2. B switches play to the right and C plays a one-two with A
3. C plays the ball to D and moves forward to collect a return pass
4. The move is completed with a long ball to E in the far zone. The move now comes back in the other direction

Fast passing – 6-pass sequence

In the same area, we construct a new passing move that now sees key elements of play develop through the middle (2). This again starts two-touch, with the intention of progressing to one-touch.


1. A serves the ball from the left-back position
2. B switches the ball right to C who in turn feeds D
3. D comes to meet the pass and lays off to E
4. E passes wide to A who has advanced forward from left-back to meet the ball
5. A pass to F in the top area completes the move

What are the key things to look out for?

Players must look up, always ready to switch play with fast passing. Some have relatively stationary roles while others will need to come forward towards the ball – for instance, to mirror the requirements of a quick counter-attack.

Small-sided game – poles

To put practised passing elements into a game situation, we set up a game as shown (3). This is 8v8, plus four end players, and is played in a 60×50-yard area. Each goal is six yards wide. Teams would usually play 2-4-2 or 3-3-2, and can score by threading a pass through any of the three goals to a receiving team mate positioned on the other side. This means receiving players must move quickly behind the three pole goals, ensuring they are in position to receive a scoring pass.  A goal can only be scored by an attacker inside the 10-yard end zone immediately in front of the goals.


• Intricate passing moves reflect those learnt in the initial practice, with outfield team mates looking to find space elsewhere on the pitch. Receivers positioned in two of the goals await a scoring pass

Small-sided game – poles and fixed goal

Extending the playing area by 10 yards, we now replace the middle goals with fixed full-size goals (4). The role of one of the receiving players changes here because attackers now have one of two choices – lay a pass into the feet of a keeper in either of the wide goals, or score past the keeper in the middle goal.


• Now a full-size goal is placed in the middle, offering the attacking team the chance to either lay a pass into a wide keeper or shoot into the main goal

What are the key things to look out for?

Players should always be looking for opportunities to switch play and find space on the flanks. When that space does present itself, it must be attacked quickly.

Again, movement to receive the ball and an awareness of other players is an essential part of this game. And fast passing and a high tempo is essential if players are to feel the full benefits of the session.

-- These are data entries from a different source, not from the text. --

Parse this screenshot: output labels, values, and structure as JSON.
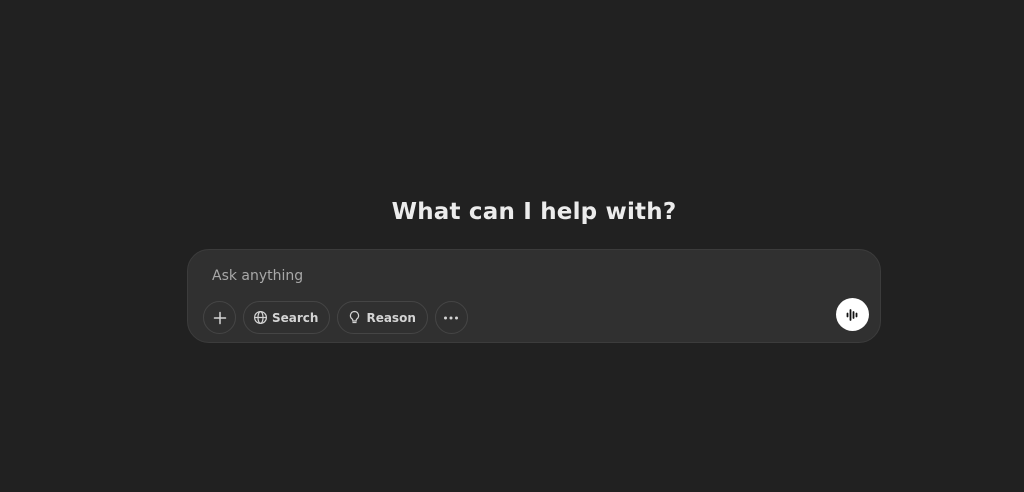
{
  "main": {
    "headline": "What can I help with?"
  },
  "composer": {
    "placeholder": "Ask anything",
    "value": "",
    "buttons": {
      "attach_icon": "plus-icon",
      "search_label": "Search",
      "search_icon": "globe-icon",
      "reason_label": "Reason",
      "reason_icon": "lightbulb-icon",
      "more_icon": "ellipsis-icon",
      "voice_icon": "voice-waveform-icon"
    }
  },
  "colors": {
    "background": "#212121",
    "composer_bg": "#303030",
    "text": "#ececec",
    "placeholder": "#a8a8a8",
    "voice_button": "#ffffff"
  }
}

While a great routine for outfield players, the four receivers or keepers are also very active, since they have to move left and right in relation to the switching of the ball.


  • Ball movementBall movement
  • Player movementPlayer movement
  • DribbleDribble
  • Optional movementOptional movement